INSTRUCTIONS TO FOLLOW
A letter-for-letter copy of the listing is required, with no pictures in it.
•••
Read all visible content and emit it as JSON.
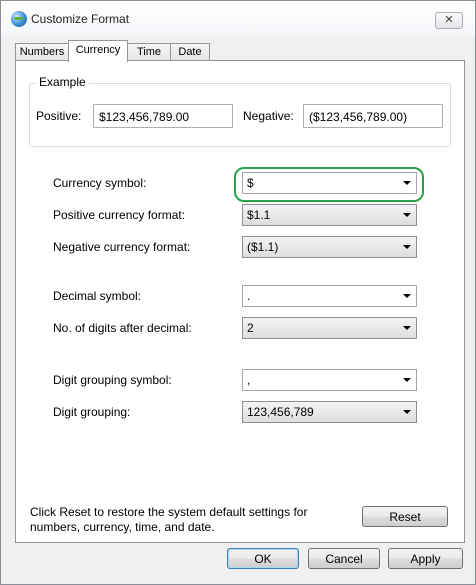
{
  "window": {
    "title": "Customize Format",
    "close_glyph": "✕"
  },
  "tabs": [
    {
      "label": "Numbers",
      "active": false
    },
    {
      "label": "Currency",
      "active": true
    },
    {
      "label": "Time",
      "active": false
    },
    {
      "label": "Date",
      "active": false
    }
  ],
  "example": {
    "group_label": "Example",
    "positive_label": "Positive:",
    "positive_value": "$123,456,789.00",
    "negative_label": "Negative:",
    "negative_value": "($123,456,789.00)"
  },
  "settings": {
    "currency_symbol": {
      "label": "Currency symbol:",
      "value": "$"
    },
    "positive_currency_format": {
      "label": "Positive currency format:",
      "value": "$1.1"
    },
    "negative_currency_format": {
      "label": "Negative currency format:",
      "value": "($1.1)"
    },
    "decimal_symbol": {
      "label": "Decimal symbol:",
      "value": "."
    },
    "digits_after_decimal": {
      "label": "No. of digits after decimal:",
      "value": "2"
    },
    "digit_grouping_symbol": {
      "label": "Digit grouping symbol:",
      "value": ","
    },
    "digit_grouping": {
      "label": "Digit grouping:",
      "value": "123,456,789"
    }
  },
  "reset_note": {
    "line1": "Click Reset to restore the system default settings for",
    "line2": "numbers, currency, time, and date."
  },
  "buttons": {
    "reset": "Reset",
    "ok": "OK",
    "cancel": "Cancel",
    "apply": "Apply"
  },
  "colors": {
    "highlight": "#2aa24a",
    "window_bg": "#f0f0f0"
  }
}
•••
WRITTEN REPLY
Read all visible content and emit it as JSON.
{
  "window": {
    "title": "Customize Format",
    "close_glyph": "✕"
  },
  "tabs": [
    {
      "label": "Numbers",
      "active": false
    },
    {
      "label": "Currency",
      "active": true
    },
    {
      "label": "Time",
      "active": false
    },
    {
      "label": "Date",
      "active": false
    }
  ],
  "example": {
    "group_label": "Example",
    "positive_label": "Positive:",
    "positive_value": "$123,456,789.00",
    "negative_label": "Negative:",
    "negative_value": "($123,456,789.00)"
  },
  "settings": {
    "currency_symbol": {
      "label": "Currency symbol:",
      "value": "$"
    },
    "positive_currency_format": {
      "label": "Positive currency format:",
      "value": "$1.1"
    },
    "negative_currency_format": {
      "label": "Negative currency format:",
      "value": "($1.1)"
    },
    "decimal_symbol": {
      "label": "Decimal symbol:",
      "value": "."
    },
    "digits_after_decimal": {
      "label": "No. of digits after decimal:",
      "value": "2"
    },
    "digit_grouping_symbol": {
      "label": "Digit grouping symbol:",
      "value": ","
    },
    "digit_grouping": {
      "label": "Digit grouping:",
      "value": "123,456,789"
    }
  },
  "reset_note": {
    "line1": "Click Reset to restore the system default settings for",
    "line2": "numbers, currency, time, and date."
  },
  "buttons": {
    "reset": "Reset",
    "ok": "OK",
    "cancel": "Cancel",
    "apply": "Apply"
  },
  "colors": {
    "highlight": "#2aa24a",
    "window_bg": "#f0f0f0"
  }
}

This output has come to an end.